This year my father says I will be able to vote. He tells me this as he wraps me in a flag and holds me tight through the crowds. There is too much red and yellow around to move. On Gran Via we are stuck by Universitat. The rest of the city meets with us to celebrate our independent dream. Over two million, my father says, are here with us. The flags of Catalonia fly up toward the trees and sway hard in the wind, reaching for the apartment balconies. There is no traffic today. The crowds tunnel throughout this street and intersect at Plaça de les Glòries Catalanes, continuing up Diagonal. It is a giant red and yellow stripped V across the city. It’s calling for our vote. We call it Via Catalana. We stand and protest for our country waiting to gain our independence. It’s been 300 years. This year, if the plan passes, my first vote could be for our independence. We want that vote. We want our country back, my father tells me each night. All in the crowd start to sing and chant out the national anthem, pushing away the protestors in support of a greater Spain. We push through the crowds and see bakery vendors with red and yellow cakes. My father buys me one and tells me to eat it proudly. My grandmother trudges along slowly behind us against a walker. She prays to herself, waiting to see a separate Catalan nation herself. She is old and has to stop, turning her walker into a chair. I wait with her in the shade of a flag above us. I offer her some cake. She takes a bite and says how sweet it does taste.
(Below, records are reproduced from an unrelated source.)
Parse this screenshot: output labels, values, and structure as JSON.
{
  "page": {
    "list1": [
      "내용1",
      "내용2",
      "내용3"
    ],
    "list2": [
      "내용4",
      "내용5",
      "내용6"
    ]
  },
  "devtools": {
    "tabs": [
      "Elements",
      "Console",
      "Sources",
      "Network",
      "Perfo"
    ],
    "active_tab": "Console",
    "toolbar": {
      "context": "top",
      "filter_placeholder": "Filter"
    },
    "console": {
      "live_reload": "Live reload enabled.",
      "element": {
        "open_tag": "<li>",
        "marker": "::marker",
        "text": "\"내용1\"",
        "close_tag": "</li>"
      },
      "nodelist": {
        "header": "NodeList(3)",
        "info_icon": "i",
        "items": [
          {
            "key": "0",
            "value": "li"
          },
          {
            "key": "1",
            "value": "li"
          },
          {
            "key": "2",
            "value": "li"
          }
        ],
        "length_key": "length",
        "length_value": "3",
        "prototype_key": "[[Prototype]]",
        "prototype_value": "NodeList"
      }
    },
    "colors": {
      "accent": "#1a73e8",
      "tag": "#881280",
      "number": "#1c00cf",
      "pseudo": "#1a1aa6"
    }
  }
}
Barcelona has the best metro system around. It was the first time I had ever used public transportation like that, but it was so easy to learn. The trains were always on time. But there was always a crowd of people. Some of them looked like they lived underground, tattered and begging, giving their back story of how their family needs money for food. They would sell lighters and cards. They would get in your personal space and ignore your requests to back away. It was a tight space that you couldn’t escape immediately. It made me think of what would happen if a beggar didn’t stop:


This man was touching my son. Michael held tighter to my hand and his blue backpack slid down his shoulder. The man was on his knees using a thumb to comb Michael’s hair and the other hand was searching through his pocket. “Euros per gastar-los. Por favor. Deniro!” He was on at the yellow line three stops back and I saw him slipping down the metro cabs. He would sit with women and their groceries, hold their hands and grab at baguettes. His pants were frayed like that beard. One eye was slate gray and lazy aimed now at Michael. I hunched down holding the man’s shoulders and Michael jumped into the corner of the door backing out. “I can give you nothing, hermano. Lo siento.” He sat across my son and threw his head on the floor. “Cigarrillo. Cigarrillo. Encendedor?” I reached inside my pocket, sifted out my pack and rolled the tobacco. I told Michael things were fine and let him lick the paper. I put in the filter, got out a match and held the two in front the man’s nose. The line was stopping at Urquinaona when the doors beeped and stuck open, “Only if you get off, ahora.” He took the cigarette and limped off the car before the last call rang. He looked for the exit and flowed into the crowded current, lighting up on the escalator. I picked up my son when we hit the next tunnel and rested his backpack against my calf. I told him, “We will stop for orange soda and jamón. Do not tell mama.” He held my neck and kissed my cheek saying yes.